#### Exercise aim
Reproduce the entries that follow exactly. No picture should appear in the result.

- - -

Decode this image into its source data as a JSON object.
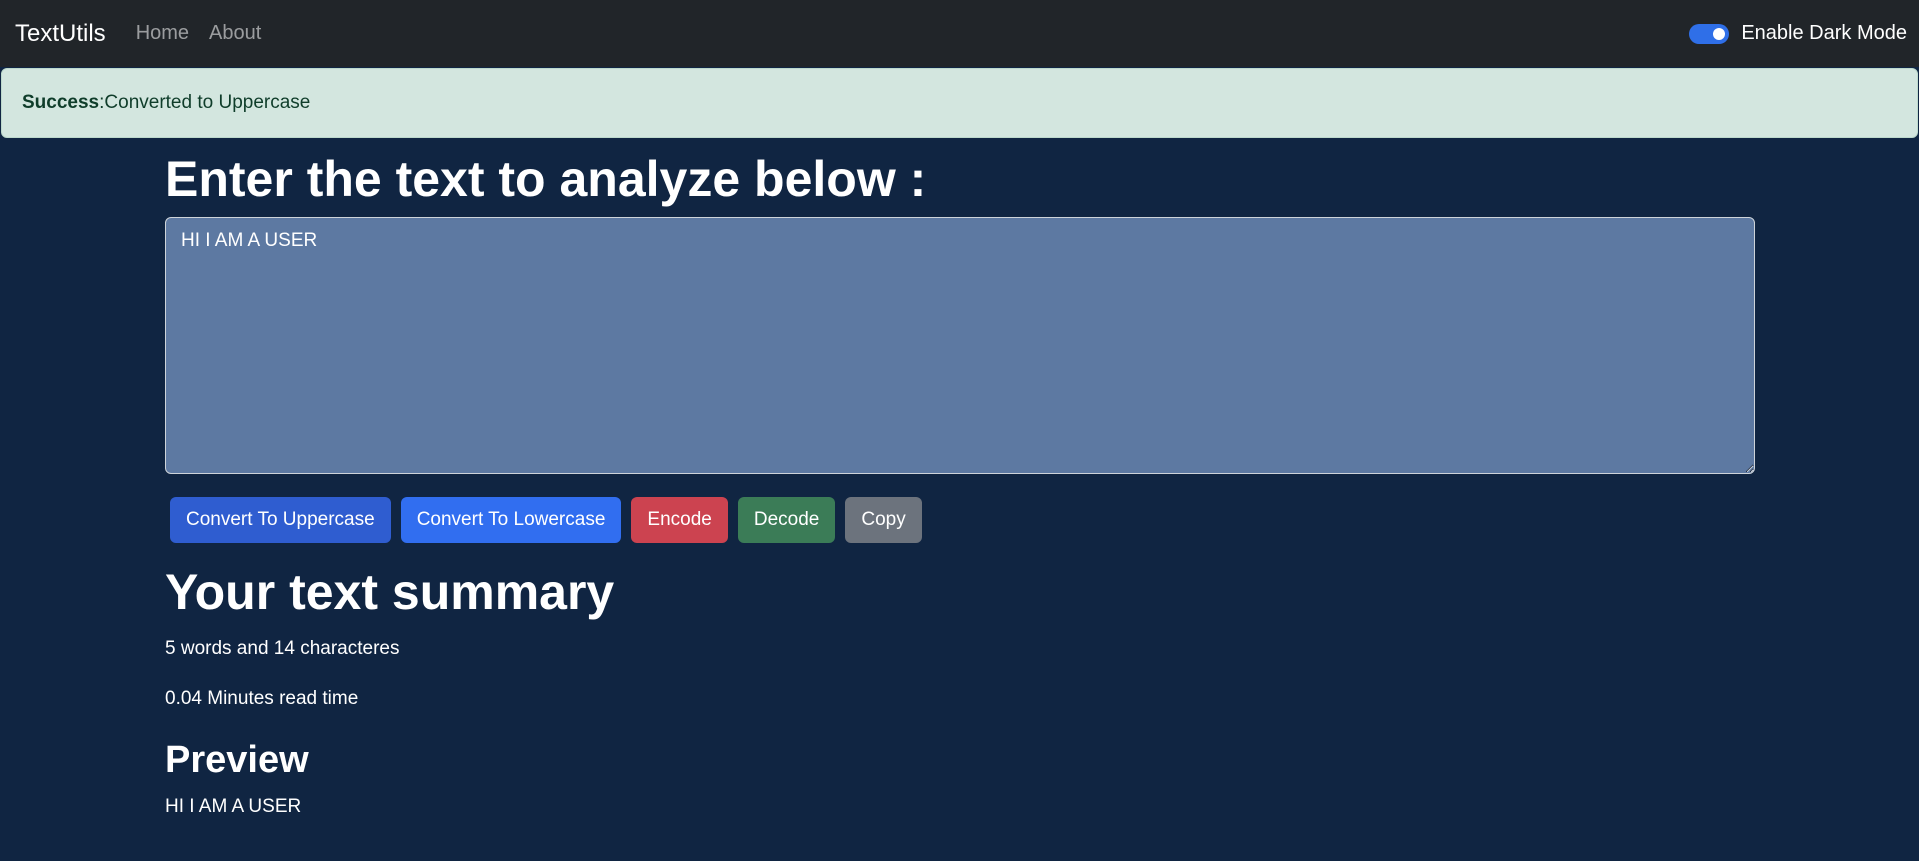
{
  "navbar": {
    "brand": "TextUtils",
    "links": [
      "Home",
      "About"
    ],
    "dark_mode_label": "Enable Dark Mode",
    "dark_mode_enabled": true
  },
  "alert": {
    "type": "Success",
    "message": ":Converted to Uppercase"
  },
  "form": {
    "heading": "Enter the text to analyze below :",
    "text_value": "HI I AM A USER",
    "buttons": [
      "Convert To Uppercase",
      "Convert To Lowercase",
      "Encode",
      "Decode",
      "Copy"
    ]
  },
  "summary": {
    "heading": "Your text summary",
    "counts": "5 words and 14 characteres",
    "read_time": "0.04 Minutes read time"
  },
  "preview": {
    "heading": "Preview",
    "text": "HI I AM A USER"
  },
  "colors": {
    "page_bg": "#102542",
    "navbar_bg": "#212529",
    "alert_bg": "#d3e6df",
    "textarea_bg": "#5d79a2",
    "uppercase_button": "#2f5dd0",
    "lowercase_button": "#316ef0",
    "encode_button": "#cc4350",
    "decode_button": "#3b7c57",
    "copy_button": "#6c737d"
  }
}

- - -

#### Worked solution
Decode this image into its source data as a JSON object.
{
  "navbar": {
    "brand": "TextUtils",
    "links": [
      "Home",
      "About"
    ],
    "dark_mode_label": "Enable Dark Mode",
    "dark_mode_enabled": true
  },
  "alert": {
    "type": "Success",
    "message": ":Converted to Uppercase"
  },
  "form": {
    "heading": "Enter the text to analyze below :",
    "text_value": "HI I AM A USER",
    "buttons": [
      "Convert To Uppercase",
      "Convert To Lowercase",
      "Encode",
      "Decode",
      "Copy"
    ]
  },
  "summary": {
    "heading": "Your text summary",
    "counts": "5 words and 14 characteres",
    "read_time": "0.04 Minutes read time"
  },
  "preview": {
    "heading": "Preview",
    "text": "HI I AM A USER"
  },
  "colors": {
    "page_bg": "#102542",
    "navbar_bg": "#212529",
    "alert_bg": "#d3e6df",
    "textarea_bg": "#5d79a2",
    "uppercase_button": "#2f5dd0",
    "lowercase_button": "#316ef0",
    "encode_button": "#cc4350",
    "decode_button": "#3b7c57",
    "copy_button": "#6c737d"
  }
}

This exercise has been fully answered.